A steadily-growing crowd filled Ramapo’s H-wing auditorium, lured in by the signs picturing comedian Francisco Ramos. Prospective viewers were greeted with photos of a confident man on stage, microphone in hand, arm outstretched.
They were waiting for a stand-up routine, and with Ramos’s lineup, he was unlikely to disappoint. He’s the mind behind the HBO special “Entre Nos,” and Ramos continues to make appearances in well-known shows and movies like “Lady Dynamite,” “Shameless” and “Rio.”
Despite the visit, it was a stressful Tuesday for some students as Nov. 6 was election day, but comedy was there to relieve the pressure. Dan Sakumoto and Gabby Bok, two juniors on the College Programming Board, recounted their decision to choose Ramos.
“He’s funny, he’s also kind of young. I’m interested in what his bits are going to be,” Sakumoto said prior to his performance.
Bok, a new face on CPB, had never seen Ramos in action. She still shared Sakumoto’s interest in Ramos’s performance. “I think he’s going to be seasoned…He knows the crowd he’s drawing out.”
Students like Rebecca Patuto, a freshman, had come out of curiosity, turning the event into a casual hangout with friends and pizza. “I came because my friend invited me. I came the last time they had a comedian here. He was okay, small crowd. He was asking us questions rather than using planned content,” she said.
As Ramos made his way to the stage, it was clear that he has a plan in mind. He began with cracks about his childhood and family life, warming up a crowd that was quick-to-laugh. He took on more serious subject matters like relationships and love, adopting a dark sense of humor that consistently entertained.
His opener drew approval from the students in the seats, who, at this point, were filled up on pizza and enjoying a lively diversion from usual college stress.
When Ramos transitioned into interacting with the audience, his performance became a casual conversation, infusing his act with a unique Ramapo spin. He asked the clusters about their own experiences with relationships, which made way to playful teasing. Witty observations about the campus came next, casting the Ramapo pond in a comically sinister light.
“Dan [Sakumoto] told me not to walk toward the light. He said, ‘no, walk in the dark… stay in the dark.’ Like what’s that supposed to mean? Are you going to kill me?”
Laughter coursed through the audience as Ramos energized the clusters of people with his confidence, and not one face in the crowd was still. The now-lively crowd applauded as Ramos ended his act. With a smile and a wave, Ramos began packing his bag.

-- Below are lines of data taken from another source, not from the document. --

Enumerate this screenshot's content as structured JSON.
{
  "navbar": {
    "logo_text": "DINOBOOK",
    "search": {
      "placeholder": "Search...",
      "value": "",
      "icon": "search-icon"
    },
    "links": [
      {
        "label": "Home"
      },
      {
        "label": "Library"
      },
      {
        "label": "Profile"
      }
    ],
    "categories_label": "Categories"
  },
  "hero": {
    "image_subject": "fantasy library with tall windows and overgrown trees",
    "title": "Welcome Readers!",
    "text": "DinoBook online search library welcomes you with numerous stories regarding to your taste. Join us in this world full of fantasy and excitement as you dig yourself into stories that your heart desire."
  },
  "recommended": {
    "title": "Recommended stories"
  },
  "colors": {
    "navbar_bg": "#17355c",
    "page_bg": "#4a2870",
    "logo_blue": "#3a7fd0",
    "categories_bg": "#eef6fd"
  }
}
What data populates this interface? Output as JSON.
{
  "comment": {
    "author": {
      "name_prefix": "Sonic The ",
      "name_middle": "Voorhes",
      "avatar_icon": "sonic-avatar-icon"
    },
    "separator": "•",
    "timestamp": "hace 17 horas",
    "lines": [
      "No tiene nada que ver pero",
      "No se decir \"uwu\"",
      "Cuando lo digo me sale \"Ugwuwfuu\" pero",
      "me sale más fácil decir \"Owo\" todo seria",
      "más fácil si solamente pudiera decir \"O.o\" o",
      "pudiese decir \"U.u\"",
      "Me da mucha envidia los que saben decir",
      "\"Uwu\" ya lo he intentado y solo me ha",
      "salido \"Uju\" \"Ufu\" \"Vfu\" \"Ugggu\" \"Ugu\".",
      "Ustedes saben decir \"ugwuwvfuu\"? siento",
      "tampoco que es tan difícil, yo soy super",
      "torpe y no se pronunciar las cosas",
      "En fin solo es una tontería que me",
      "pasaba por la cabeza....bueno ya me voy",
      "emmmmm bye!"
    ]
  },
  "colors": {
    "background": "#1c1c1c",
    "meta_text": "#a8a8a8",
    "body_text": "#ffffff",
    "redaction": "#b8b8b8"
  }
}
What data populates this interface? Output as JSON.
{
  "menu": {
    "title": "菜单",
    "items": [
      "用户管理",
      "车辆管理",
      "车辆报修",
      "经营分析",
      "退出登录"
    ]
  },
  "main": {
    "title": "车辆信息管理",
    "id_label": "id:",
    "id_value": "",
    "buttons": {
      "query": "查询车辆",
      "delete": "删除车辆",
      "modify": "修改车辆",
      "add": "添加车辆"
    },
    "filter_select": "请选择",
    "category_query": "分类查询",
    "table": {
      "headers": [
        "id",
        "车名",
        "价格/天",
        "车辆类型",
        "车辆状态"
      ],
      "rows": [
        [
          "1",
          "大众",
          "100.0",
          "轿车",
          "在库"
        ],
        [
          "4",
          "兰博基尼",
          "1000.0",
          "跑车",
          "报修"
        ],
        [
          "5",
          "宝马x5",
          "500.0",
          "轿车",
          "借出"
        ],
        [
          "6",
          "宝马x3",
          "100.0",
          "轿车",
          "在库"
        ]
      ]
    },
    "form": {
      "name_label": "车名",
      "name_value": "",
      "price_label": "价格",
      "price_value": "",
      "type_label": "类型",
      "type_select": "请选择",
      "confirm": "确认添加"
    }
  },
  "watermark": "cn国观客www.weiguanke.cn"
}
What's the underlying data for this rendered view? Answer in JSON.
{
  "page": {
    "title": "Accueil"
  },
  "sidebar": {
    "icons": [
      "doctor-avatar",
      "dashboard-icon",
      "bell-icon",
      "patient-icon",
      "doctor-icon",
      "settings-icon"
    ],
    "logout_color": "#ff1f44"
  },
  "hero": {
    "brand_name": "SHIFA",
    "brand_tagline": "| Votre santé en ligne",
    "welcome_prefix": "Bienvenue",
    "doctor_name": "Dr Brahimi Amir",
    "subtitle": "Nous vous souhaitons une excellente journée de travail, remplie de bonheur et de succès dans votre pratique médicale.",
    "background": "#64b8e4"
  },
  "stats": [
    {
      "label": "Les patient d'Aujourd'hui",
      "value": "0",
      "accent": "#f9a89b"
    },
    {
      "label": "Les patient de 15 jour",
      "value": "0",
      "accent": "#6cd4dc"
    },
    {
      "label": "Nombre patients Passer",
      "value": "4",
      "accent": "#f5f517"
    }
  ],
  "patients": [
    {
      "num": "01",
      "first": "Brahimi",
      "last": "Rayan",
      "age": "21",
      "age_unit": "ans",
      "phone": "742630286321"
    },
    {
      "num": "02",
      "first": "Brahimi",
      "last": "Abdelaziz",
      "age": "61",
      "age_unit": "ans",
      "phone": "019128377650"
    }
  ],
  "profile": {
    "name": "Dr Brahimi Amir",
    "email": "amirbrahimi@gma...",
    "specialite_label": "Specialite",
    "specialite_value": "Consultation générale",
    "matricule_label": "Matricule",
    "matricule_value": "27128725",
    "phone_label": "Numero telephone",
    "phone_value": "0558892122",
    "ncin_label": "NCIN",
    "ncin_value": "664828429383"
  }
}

The question remained: what’s next for Ramos?
In response, he said, “Right now I’m developing my own show based on my comedy and point of view. I’m trying to see if I can become a staff writer for more shows, so I’m submitting a lot of my writing.”